To my surprise, his office responded and they said I was permitted to follow Congressman Greenwood all day. I couldn't believe it! For some reason, my middle school friends were not as ecstatic as I was.
I remember two things from that day with Congressman Greenwood: his inability to stop calling me Alfred and his informing me of the Congressional Page Program. Needless to say, I focused more heavily on the latter.
Never letting that dream out of my head, I became a Congressional Page in my junior year, and still, for some reason, my now high school friends remained unenthusiastic about my political life.
Today, as I leave high school and enter college, I have begun to accept that my passion for politics is never going to ever be accepted by my peers, but by no means will that slow me down.
I am starting this column because day after day, I read newspapers without ever seeing the views of my generation represented, and without strikingly important questions ever being asked, let alone answered. And considering the entire purpose of politics is to preserve our nation and its integrity for generations to come, I see it as more than appropriate to hear what the youth have to say.
I recently braved the cold to travel up to New Hampshire to witness the 'first in the nation' primary. From rallies to the debates and forums to the streets, I was perplexed at the lack of substance of the political circus going on around me. There were, however, more than enough clowns. At more than one campaign event, I witnessed frantic campaign aides removing empty chairs so that the room would 'appear more crowded to the cameras.' On more than one street corner, I failed to achieve coherent definitions of "healthcare" from scores of supporters representing every side of the aisle. When I ventured to see a "public debate," I couldn't help but notice that the audiences were bused in by the respective campaigns, and I could not turn left (or right, to be politically representative) without police questioning where I was going, what I was doing, and why someone my age would be interested in politics.

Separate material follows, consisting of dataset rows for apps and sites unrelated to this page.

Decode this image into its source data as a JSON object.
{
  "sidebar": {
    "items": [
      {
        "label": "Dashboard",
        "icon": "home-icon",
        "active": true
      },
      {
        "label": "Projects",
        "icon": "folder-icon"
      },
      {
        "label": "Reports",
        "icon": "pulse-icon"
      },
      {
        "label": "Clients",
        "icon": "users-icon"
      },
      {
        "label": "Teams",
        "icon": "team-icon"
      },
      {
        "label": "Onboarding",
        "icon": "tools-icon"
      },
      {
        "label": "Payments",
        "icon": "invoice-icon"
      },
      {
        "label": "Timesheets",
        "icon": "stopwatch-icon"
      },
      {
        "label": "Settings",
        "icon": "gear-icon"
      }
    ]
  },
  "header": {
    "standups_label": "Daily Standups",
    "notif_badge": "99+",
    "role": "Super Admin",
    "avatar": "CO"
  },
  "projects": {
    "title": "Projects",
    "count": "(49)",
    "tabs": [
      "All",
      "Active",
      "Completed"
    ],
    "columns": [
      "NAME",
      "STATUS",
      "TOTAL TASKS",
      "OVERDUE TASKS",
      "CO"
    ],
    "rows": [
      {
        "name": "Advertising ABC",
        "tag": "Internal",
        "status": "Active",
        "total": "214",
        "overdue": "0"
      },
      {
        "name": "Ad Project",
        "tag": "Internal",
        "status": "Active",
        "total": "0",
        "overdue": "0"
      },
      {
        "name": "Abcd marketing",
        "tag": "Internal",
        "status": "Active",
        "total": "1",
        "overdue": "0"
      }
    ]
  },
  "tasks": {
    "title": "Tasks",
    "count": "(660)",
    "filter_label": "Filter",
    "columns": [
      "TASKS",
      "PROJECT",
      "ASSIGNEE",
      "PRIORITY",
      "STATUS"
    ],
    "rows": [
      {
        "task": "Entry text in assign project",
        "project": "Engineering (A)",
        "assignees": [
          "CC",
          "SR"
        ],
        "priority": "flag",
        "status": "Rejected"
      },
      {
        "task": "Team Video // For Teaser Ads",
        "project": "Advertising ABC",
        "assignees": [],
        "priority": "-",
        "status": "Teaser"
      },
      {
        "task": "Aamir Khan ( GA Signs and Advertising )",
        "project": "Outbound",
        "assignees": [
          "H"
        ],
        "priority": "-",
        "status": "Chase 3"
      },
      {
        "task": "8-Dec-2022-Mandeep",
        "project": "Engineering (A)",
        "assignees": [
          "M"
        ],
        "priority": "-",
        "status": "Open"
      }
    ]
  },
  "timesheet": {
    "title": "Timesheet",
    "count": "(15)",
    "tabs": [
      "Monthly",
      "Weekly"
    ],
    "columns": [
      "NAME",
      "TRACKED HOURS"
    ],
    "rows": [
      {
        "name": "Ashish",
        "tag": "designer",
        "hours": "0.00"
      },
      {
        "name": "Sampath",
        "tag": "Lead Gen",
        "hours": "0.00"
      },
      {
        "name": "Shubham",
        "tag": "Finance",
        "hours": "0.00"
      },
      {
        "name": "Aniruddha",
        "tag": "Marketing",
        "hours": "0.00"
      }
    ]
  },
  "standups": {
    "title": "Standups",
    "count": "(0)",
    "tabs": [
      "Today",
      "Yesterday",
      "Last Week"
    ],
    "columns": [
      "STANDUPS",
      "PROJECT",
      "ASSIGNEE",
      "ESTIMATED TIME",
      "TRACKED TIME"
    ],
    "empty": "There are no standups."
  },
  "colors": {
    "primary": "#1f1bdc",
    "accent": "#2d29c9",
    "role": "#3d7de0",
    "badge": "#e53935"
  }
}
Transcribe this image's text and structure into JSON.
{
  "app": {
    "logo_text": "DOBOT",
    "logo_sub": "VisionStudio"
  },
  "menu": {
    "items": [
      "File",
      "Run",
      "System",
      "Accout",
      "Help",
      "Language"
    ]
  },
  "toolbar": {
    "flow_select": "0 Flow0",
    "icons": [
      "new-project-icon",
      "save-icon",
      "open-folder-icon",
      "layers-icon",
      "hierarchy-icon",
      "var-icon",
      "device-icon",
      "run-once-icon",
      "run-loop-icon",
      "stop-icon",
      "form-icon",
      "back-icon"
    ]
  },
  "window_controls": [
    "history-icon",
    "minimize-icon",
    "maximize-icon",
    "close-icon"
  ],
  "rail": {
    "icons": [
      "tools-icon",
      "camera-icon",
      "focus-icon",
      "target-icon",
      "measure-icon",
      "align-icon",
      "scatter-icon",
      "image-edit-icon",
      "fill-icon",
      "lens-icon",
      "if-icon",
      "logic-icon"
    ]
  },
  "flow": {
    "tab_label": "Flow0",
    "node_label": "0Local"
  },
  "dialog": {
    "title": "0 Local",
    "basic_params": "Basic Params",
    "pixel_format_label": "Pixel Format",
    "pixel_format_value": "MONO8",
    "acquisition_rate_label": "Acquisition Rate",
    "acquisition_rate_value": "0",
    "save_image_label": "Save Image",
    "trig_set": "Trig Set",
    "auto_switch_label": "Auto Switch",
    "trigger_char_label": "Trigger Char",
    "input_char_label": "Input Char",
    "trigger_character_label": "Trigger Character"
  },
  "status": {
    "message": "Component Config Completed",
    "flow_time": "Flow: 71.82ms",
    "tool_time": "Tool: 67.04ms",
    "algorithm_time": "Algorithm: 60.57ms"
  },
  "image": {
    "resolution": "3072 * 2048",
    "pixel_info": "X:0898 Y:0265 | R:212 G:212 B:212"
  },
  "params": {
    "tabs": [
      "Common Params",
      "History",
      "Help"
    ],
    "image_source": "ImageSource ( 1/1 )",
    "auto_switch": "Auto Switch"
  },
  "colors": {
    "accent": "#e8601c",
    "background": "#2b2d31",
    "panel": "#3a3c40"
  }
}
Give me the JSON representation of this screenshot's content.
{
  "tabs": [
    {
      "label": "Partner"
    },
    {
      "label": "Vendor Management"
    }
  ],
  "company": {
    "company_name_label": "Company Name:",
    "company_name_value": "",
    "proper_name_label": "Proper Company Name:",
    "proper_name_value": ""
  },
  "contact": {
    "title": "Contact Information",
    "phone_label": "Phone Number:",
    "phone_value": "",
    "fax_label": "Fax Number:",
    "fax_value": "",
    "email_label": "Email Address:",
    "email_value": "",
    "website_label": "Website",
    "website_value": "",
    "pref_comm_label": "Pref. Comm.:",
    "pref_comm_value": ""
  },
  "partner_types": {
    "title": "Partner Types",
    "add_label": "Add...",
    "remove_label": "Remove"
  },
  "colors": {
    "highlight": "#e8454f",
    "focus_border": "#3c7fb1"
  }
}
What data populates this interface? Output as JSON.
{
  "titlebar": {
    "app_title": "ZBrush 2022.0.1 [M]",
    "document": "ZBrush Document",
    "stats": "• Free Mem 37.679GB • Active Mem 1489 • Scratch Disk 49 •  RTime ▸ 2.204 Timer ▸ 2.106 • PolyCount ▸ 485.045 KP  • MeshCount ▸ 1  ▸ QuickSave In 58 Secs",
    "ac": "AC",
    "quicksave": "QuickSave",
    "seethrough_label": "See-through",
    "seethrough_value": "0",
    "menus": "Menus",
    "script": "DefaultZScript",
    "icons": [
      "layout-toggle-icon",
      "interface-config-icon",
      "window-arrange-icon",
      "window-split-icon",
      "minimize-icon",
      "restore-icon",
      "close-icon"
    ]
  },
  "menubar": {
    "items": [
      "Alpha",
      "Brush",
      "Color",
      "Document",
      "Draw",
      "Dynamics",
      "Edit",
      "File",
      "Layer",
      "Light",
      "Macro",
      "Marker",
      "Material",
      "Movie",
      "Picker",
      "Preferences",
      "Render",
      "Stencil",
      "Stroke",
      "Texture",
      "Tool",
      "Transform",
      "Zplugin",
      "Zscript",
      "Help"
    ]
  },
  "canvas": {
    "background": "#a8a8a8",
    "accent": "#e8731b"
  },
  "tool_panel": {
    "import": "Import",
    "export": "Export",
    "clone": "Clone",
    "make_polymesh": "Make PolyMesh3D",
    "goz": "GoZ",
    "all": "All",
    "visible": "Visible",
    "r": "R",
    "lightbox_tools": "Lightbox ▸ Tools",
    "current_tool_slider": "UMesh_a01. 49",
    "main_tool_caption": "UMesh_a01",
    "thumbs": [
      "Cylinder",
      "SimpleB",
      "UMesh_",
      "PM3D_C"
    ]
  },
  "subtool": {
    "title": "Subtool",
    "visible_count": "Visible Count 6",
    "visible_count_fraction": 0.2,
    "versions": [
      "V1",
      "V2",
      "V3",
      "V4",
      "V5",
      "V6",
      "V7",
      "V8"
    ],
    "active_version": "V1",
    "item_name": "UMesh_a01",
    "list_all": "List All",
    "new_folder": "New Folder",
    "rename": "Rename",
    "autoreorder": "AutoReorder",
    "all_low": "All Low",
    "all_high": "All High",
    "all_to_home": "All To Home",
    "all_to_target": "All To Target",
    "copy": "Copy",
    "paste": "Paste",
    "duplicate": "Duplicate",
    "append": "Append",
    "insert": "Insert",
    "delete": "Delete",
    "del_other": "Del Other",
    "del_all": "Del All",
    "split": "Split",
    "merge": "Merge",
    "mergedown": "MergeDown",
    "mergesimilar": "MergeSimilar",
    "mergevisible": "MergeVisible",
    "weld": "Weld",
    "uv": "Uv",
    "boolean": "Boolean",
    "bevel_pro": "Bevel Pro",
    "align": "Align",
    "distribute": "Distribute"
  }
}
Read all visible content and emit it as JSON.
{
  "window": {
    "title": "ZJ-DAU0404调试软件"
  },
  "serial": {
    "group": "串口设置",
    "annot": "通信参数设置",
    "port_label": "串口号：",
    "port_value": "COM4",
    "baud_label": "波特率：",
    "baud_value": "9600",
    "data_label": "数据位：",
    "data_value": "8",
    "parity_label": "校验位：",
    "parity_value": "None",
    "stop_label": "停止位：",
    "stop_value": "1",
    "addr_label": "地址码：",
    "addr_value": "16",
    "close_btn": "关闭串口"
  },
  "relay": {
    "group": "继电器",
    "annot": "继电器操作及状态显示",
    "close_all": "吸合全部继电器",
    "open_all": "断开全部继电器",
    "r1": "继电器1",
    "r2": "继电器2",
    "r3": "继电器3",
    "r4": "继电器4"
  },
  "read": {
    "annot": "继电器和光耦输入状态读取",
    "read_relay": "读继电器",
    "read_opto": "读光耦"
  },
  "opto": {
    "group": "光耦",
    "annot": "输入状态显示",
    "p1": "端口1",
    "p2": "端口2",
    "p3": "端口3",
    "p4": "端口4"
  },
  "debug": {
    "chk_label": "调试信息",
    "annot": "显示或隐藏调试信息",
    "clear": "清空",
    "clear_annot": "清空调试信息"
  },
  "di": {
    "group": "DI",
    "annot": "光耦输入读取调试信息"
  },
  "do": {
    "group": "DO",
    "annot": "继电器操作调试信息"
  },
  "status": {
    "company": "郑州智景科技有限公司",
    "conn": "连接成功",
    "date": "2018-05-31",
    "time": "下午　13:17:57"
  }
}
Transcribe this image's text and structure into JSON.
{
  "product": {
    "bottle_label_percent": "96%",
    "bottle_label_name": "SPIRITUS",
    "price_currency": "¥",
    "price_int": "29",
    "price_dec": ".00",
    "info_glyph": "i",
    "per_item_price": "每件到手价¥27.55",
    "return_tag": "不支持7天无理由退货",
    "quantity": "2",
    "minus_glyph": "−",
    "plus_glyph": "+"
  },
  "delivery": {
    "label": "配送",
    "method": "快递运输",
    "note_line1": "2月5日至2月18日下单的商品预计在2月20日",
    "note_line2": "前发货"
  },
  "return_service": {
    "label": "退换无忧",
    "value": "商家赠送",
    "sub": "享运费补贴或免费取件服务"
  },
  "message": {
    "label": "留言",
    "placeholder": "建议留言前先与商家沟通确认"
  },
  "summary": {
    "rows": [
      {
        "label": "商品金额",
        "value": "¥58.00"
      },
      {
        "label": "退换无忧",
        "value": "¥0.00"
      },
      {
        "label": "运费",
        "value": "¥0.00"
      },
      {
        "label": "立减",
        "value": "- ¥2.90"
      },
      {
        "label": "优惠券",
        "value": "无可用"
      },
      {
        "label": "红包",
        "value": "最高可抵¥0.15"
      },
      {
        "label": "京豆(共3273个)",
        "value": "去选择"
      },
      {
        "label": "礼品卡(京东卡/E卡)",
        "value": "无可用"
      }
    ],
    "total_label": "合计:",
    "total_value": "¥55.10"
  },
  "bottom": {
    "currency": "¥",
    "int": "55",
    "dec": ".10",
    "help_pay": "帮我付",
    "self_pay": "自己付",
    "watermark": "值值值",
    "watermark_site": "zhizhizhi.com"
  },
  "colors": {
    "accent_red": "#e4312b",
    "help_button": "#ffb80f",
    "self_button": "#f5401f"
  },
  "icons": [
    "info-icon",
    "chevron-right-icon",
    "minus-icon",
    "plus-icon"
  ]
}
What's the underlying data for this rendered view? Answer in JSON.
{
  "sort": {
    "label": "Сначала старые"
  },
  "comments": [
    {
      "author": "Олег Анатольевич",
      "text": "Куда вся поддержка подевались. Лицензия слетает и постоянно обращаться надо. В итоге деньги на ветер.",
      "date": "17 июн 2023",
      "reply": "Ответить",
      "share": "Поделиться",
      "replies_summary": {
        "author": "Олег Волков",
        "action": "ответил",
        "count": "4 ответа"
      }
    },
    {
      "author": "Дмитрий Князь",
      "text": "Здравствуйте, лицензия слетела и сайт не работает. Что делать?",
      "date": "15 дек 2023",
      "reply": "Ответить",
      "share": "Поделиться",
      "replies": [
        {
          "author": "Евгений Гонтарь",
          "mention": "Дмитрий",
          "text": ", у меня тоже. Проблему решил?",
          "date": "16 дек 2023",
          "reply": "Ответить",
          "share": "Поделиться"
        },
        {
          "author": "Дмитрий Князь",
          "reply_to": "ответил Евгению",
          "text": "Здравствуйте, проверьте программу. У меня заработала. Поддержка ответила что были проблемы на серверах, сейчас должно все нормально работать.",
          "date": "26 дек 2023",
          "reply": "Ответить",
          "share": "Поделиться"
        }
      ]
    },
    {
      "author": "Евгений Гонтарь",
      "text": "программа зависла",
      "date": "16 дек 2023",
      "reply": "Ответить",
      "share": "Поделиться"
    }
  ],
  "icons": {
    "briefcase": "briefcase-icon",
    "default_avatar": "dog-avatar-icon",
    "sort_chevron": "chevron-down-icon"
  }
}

I do not know about you, but I think our elections ought to be open for discussion, and our candidates ought to be open for questioning! I would like to see a debate during which candidates are allowed to actually speak to each other. I would like to see an election out of the hands of the media!
Let me make it clear that this column is by no means meant to speak favorably of any political party or candidate, mostly because I do not see any candidate that is worthy of such praise. I wish nothing more but to offer you a perspective you may have lost in the media fog that suffocates us all. As an increasingly significant presidential election approaches, I want to see the candidates being asked real questions, and giving real answers.
But in the end, that is entirely up to you.
Alex Short, 18, is a former Congressional Page and current student at Montgomery County Community College. He currently resides in Quakertown, PA. Feel free to contact him with any questions or comments at jas email@example.com, or via the editor at firstname.lastname@example.org.